Problem —
Look through the data for the string "based". Copy every line where it is found.
───── Task data ─────
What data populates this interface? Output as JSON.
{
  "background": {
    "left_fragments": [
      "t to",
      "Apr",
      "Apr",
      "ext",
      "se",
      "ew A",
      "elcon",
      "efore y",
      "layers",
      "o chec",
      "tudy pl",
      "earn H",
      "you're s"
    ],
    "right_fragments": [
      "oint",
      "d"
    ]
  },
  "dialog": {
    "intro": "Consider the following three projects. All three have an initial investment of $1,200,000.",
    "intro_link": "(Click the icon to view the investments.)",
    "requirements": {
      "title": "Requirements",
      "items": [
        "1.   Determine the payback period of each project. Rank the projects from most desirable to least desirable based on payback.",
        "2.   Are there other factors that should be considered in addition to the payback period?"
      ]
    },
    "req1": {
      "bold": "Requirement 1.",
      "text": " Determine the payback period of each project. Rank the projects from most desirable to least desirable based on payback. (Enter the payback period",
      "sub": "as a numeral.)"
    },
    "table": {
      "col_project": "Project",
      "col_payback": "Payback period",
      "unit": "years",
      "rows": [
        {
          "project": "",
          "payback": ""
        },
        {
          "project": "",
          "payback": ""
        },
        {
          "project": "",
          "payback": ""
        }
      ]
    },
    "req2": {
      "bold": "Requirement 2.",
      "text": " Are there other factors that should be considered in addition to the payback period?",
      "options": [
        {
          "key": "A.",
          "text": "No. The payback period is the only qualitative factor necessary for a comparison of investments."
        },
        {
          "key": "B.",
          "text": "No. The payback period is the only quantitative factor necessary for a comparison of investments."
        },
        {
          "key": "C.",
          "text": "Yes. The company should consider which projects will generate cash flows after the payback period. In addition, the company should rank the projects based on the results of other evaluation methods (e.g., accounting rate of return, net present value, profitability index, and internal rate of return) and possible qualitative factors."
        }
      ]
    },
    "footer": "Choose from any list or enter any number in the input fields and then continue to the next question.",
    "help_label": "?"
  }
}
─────
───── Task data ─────
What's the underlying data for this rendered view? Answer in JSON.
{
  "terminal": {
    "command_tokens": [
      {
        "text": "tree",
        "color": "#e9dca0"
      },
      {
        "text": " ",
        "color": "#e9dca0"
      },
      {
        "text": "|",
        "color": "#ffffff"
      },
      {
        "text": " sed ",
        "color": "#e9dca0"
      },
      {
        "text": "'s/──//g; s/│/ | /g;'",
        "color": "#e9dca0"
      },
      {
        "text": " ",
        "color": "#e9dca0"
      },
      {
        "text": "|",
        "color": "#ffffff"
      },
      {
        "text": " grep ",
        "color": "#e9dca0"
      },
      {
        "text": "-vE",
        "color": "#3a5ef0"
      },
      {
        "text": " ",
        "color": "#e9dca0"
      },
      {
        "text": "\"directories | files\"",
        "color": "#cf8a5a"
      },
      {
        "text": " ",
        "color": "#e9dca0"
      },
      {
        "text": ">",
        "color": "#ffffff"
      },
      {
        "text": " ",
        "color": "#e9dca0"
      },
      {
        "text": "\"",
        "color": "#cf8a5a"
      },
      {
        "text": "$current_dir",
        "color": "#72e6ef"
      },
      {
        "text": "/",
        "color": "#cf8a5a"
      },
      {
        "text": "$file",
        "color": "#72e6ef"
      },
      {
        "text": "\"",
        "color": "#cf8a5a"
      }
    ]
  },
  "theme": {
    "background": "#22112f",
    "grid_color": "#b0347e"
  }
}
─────
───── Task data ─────
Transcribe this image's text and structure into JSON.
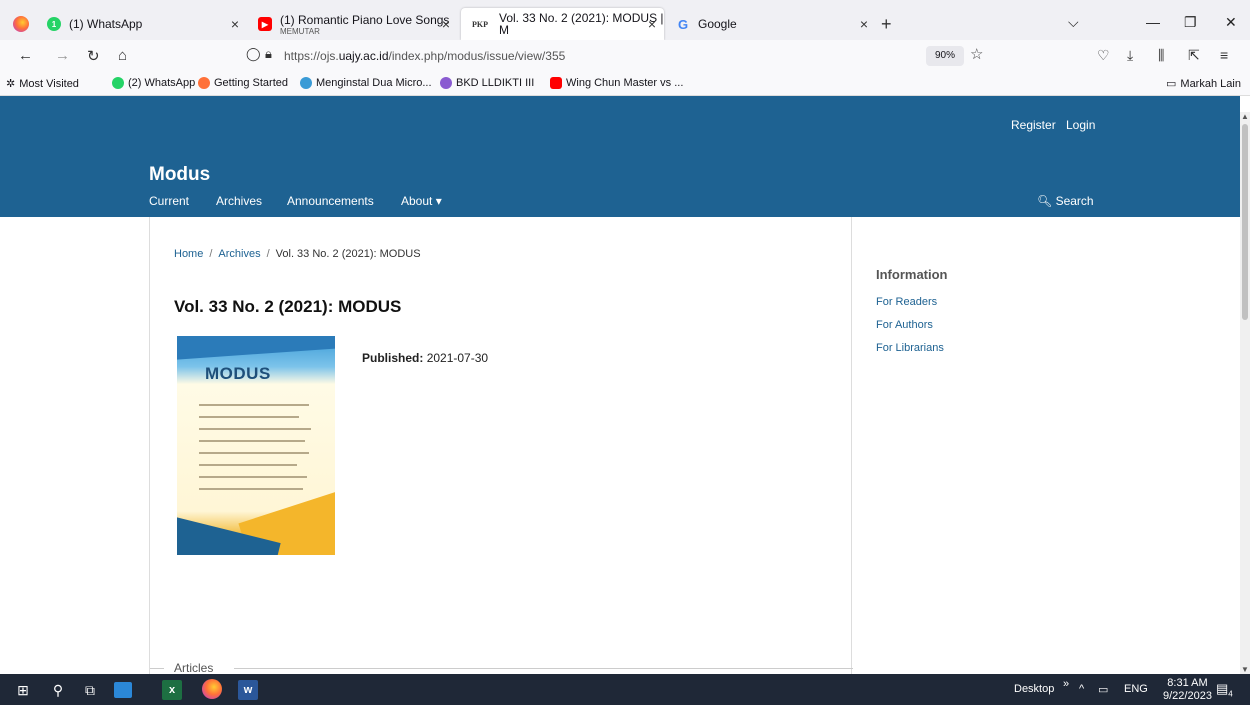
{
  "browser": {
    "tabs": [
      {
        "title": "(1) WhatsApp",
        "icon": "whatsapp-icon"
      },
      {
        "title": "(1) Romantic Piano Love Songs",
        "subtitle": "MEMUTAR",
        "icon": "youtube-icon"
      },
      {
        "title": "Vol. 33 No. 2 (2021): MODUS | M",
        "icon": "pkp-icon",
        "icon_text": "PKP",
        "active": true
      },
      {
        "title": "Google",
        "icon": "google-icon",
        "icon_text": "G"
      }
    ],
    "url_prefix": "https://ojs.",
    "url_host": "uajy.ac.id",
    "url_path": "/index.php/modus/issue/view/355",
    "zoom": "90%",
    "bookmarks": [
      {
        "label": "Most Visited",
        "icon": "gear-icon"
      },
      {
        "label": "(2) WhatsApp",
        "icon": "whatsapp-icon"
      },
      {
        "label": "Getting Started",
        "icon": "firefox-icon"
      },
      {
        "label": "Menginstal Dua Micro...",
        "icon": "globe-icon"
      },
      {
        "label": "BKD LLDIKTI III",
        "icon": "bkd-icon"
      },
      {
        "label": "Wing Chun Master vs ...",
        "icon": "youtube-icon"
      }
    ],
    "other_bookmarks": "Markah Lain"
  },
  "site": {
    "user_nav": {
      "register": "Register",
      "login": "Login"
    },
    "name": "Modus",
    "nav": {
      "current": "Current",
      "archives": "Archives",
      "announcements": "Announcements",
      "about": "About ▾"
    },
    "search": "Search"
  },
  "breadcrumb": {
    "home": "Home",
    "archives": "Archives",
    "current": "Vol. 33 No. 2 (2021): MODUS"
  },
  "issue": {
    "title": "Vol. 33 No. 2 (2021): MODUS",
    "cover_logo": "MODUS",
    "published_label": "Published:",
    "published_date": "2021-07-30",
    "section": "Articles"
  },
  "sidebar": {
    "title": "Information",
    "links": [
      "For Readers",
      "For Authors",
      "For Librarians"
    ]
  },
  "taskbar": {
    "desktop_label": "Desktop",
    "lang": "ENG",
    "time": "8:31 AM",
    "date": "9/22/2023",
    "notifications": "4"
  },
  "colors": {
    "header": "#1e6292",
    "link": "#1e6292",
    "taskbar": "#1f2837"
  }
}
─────
Result of this task —
        "1.   Determine the payback period of each project. Rank the projects from most desirable to least desirable based on payback.",
      "text": " Determine the payback period of each project. Rank the projects from most desirable to least desirable based on payback. (Enter the payback period",
          "text": "Yes. The company should consider which projects will generate cash flows after the payback period. In addition, the company should rank the projects based on the results of other evaluation methods (e.g., accounting rate of return, net present value, profitability index, and internal rate of return) and possible qualitative factors."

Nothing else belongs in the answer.